This year Dad will take more than a vicarious interest in the opening of Junior's presents on Christmas morning. After many years of using Christmas as a front to get his hands on the toys he ostensibly bought for Junior, the old man is finally coming out in the open. Aware that Dad has more money to spend on his hobbies than Junior has, the nation's toymakers are slanting many of their products at the adult market.

It is no secret that Dad sits under the Christmas tree playing Casey Jones long after Junior has gone to bed, but this year, A.C.  Gilbert Co. has revived its realistic "HO" gauge train, the size most popular with grown-up hobbyists. The Wall Street Journal quotes Lionel president, Larry Cowan, as saying that more than half of the 65 million dollars worth of trains sold annually represent sales to "an adult buying for his own pleasure."

Local toy stores have left the "HO" gauge trains to the hobby shops this year, however, because of the heavy price cutting on the electric train market. At least one store owner who did not stock many trains has sold out his stock of them.

It will not be surprising in many homes to see big elbows pushing aside children as the old man moves in on the games. Photoelectric football, baseball and basketball units are selling especially well this Christmas, according to the manager of England Bros.' toy department. More complicated games that demand skill rather than chance are also being aimed at the adult market. Parker Bros., the manufacturers of Monopoly, have introduced a new game, Going to Jerusalem, for older children and adults. Tougher games such as Scrabble, that tax the mentalities of the players, are more popular with grandparents than with children.

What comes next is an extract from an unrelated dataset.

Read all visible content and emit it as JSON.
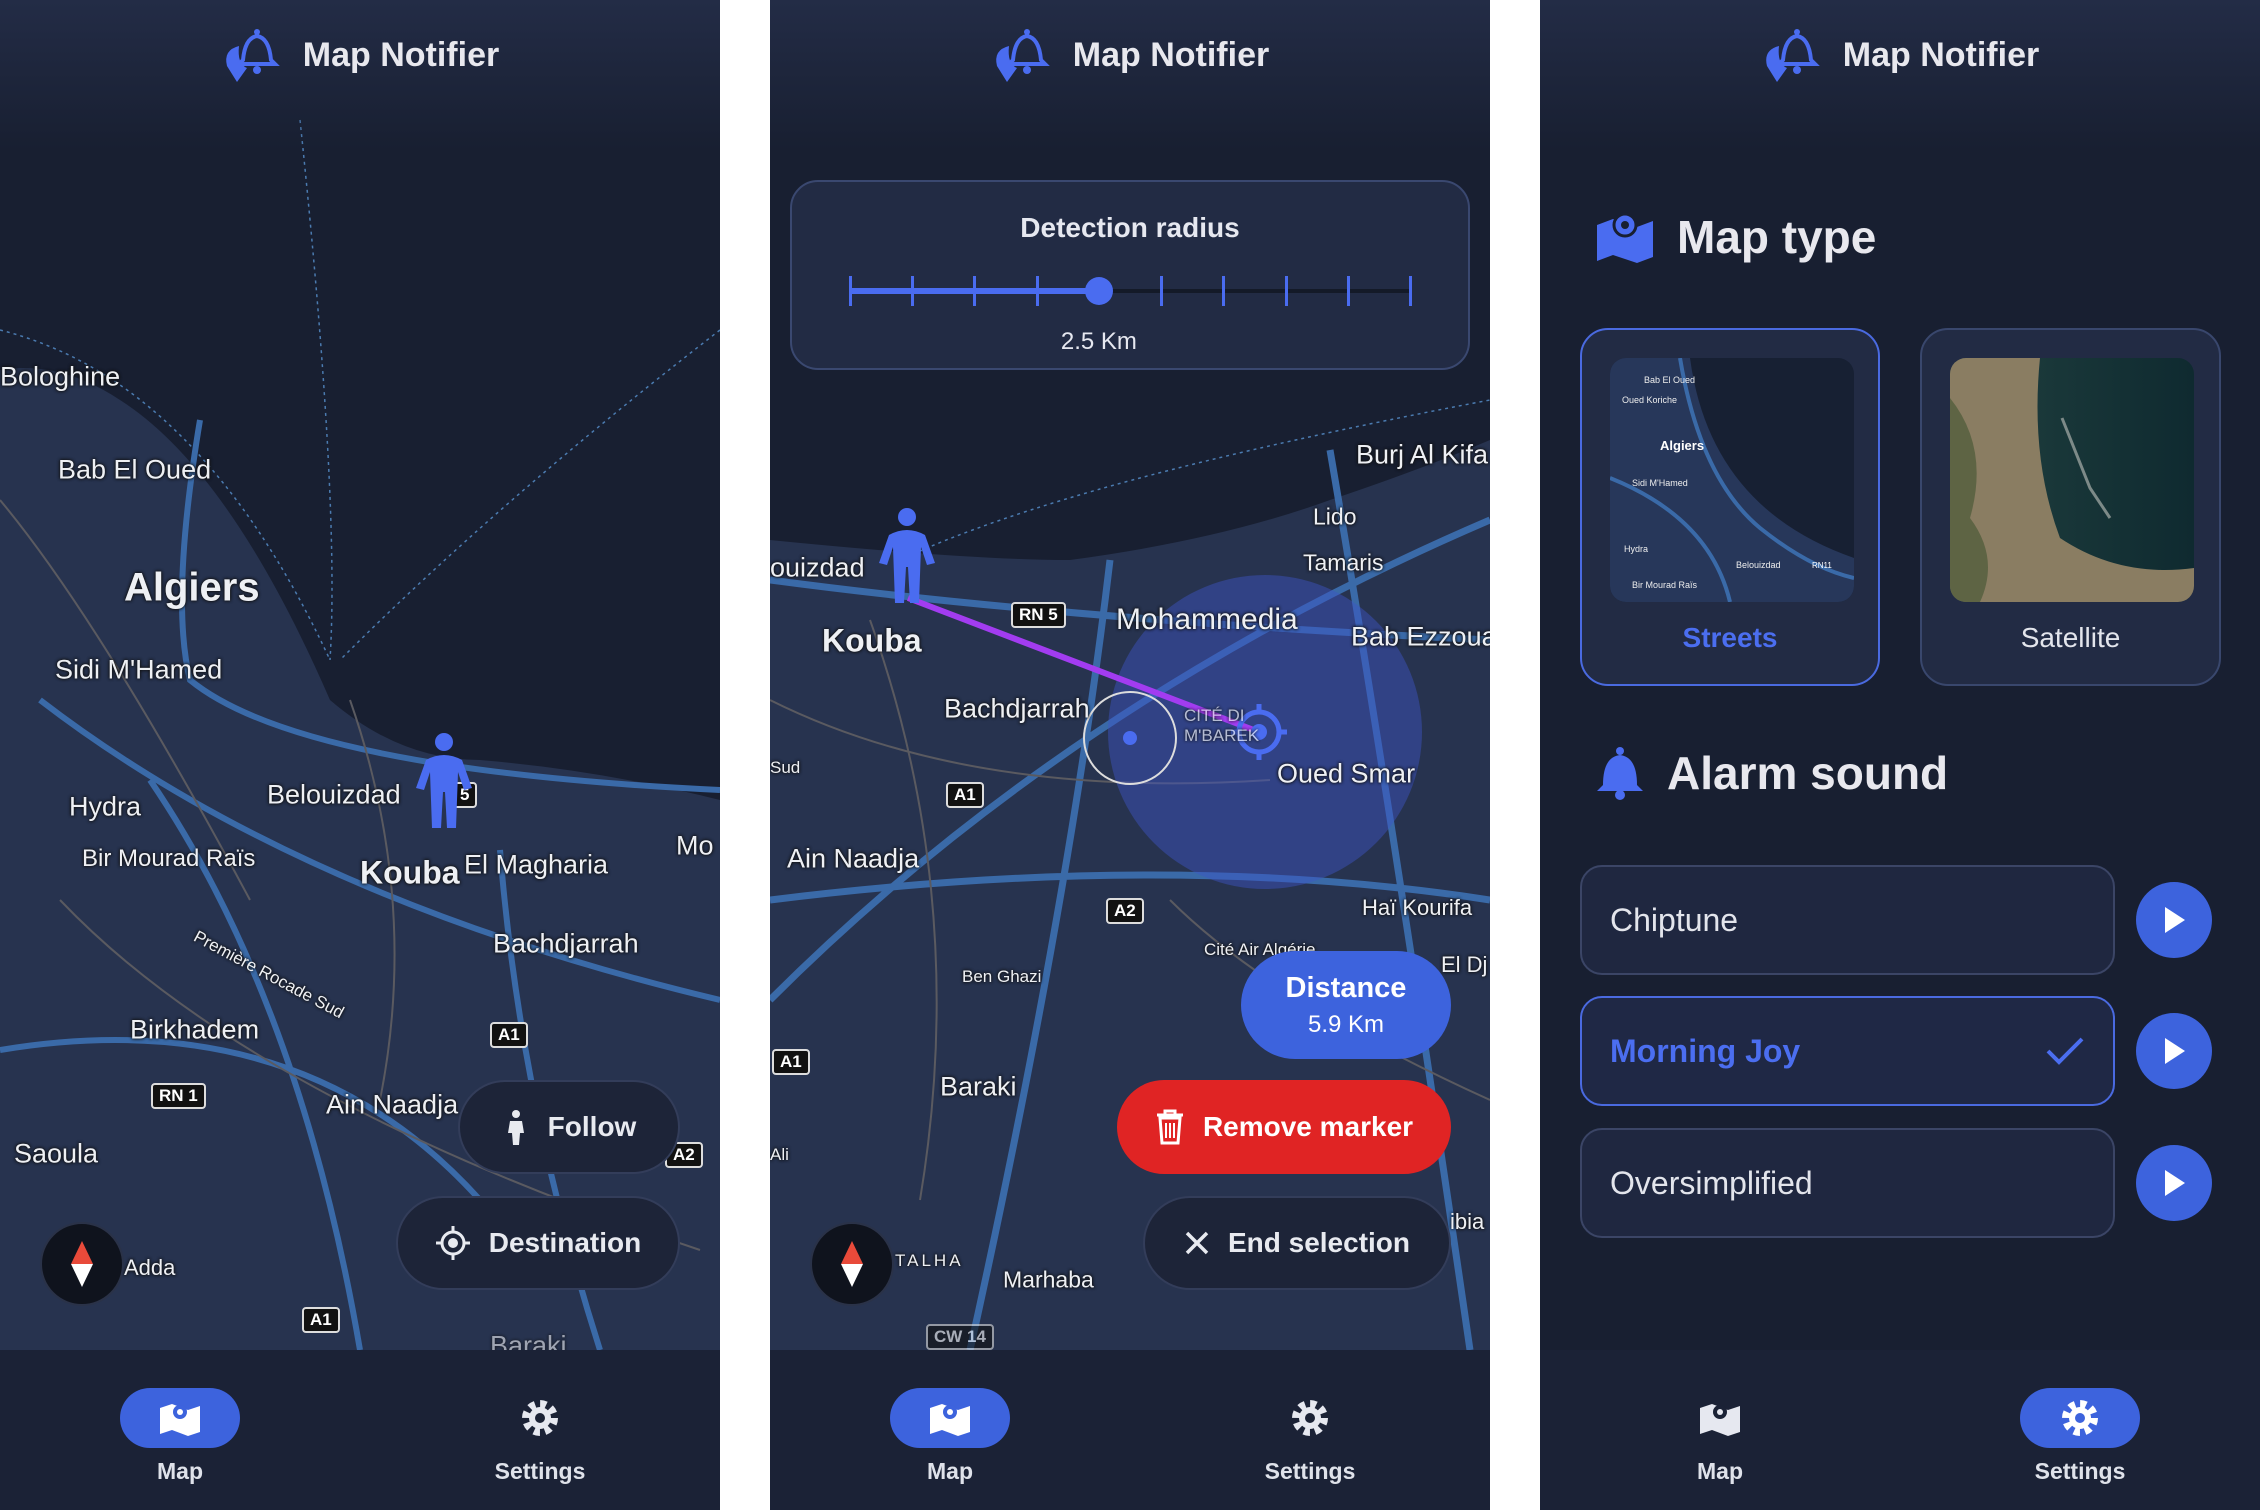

Many of the newer games are based on television shows. Beat The Clock, Two for the Money, You Bet Your Life, What's My Line?, Dollar a Second, and Truth or Consequences are all selling in Pittsfield stores for $2.98 and $3.98. 

Elaborate models of ships and automobiles that are a challenge to adult ingenuity are also being displayed in local shops. Lord's Toyland has Ideal Toy Co.'s scale model of the SS United States. England's has models of sleek foreign cars as well as old fashioned autos. Sears' catalogue advertises as "a smart accessory for Dad's den" a 31-inch clipper ship model.

Of course, it's well known that Dad will buy a plaything and try to appease Mother by telling her that it is useful around the house. Taking advantage of this, Sears advertises a set of telephones to be used for communication for workshop to house, and from room to room as well as in children's games.

This Story in History is selected from the archives by Jeannie Maschino, The Berkshire Eagle.

Community News Editor / Librarian

Jeannie Maschino is community news editor and librarian for The Berkshire Eagle. She has worked for the newspaper in various capacities since 1982 and joined the newsroom in 1989.